Fears expressed for future of x-ray service at Cashel hospital

Fears have been expressed that the temporary removal of x-ray examinations from Our Lady’s Hospital in Cashel could become permanent.

Fears have been expressed that the temporary removal of x-ray examinations from Our Lady’s Hospital in Cashel could become permanent.

The x-rays taken two days a week in Cashel were a tremendous service for the people of the town and surrounding areas, Cllr. Sean McCarthy stated at the monthly meeting of the local Town Council.

They were also beneficial for the patients and doctors alike.

Cllr. McCarthy was concerned that measures that were introduced on a temporary basis often became permanent. They were told it had happened because three radiographers were off duty for one month and there was a shortage of staff.

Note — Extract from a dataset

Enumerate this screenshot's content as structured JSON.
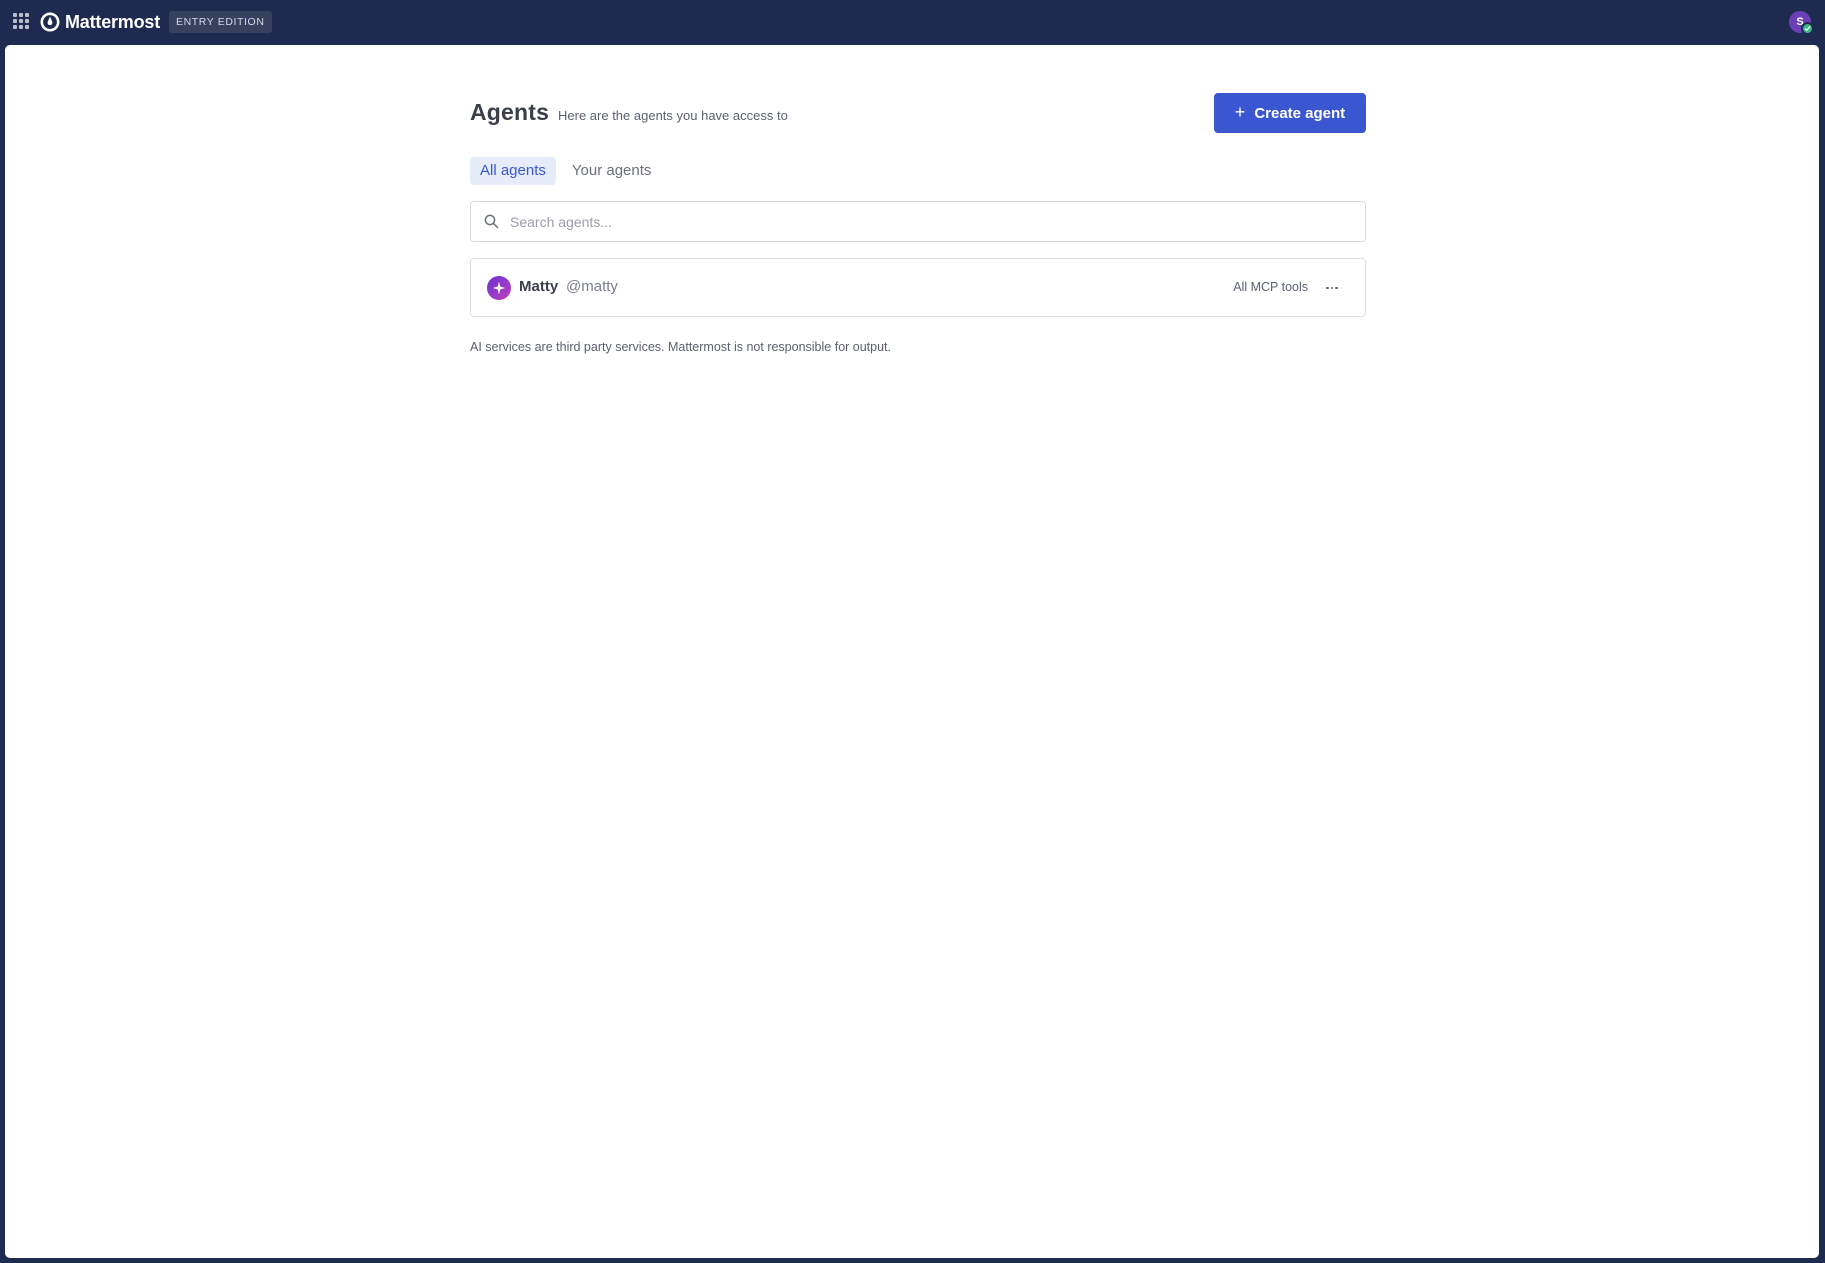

Up to €5 million had been spent renovating the hospital and in his view “it would be a terror to see something else going”.

A radiology service was provided to between 350 and 400 patients each month at Our Lady’s. It had been agreed that there would be a minor surgical unit in Cashel and in order for this to run effectively x-rays were performed twice a week.

Cllr. McCarthy said he would have made the same argument even if his own Fianna Fail party were in power.

It was time to nip this in the bud to ensure it didn’t become permanent, said Cllr. Dan Dillon, while Cllr. Joe Moloney also supported.

Cllr. McCarthy also stated that warfarin testing should be reintroduced at Our Lady’s. The laboratory analyst who performed these tests didn’t after all take early retirement, as was the reason given for ending this testing at the hospital, he said.

Blood would continue to be taken in Cashel and sent to Clonmel for testing.

It was very important that the Council fully supported the hospital, said Cllr. PJ Quinlan. The building looked wonderful but there wasn’t enough activity there.

Cllr. Martin Browne (Independent) said that when an attempt was made to close the hospital some years ago many people had worked hard to keep it open. They now owed it to those people to hold onto the services that had been agreed.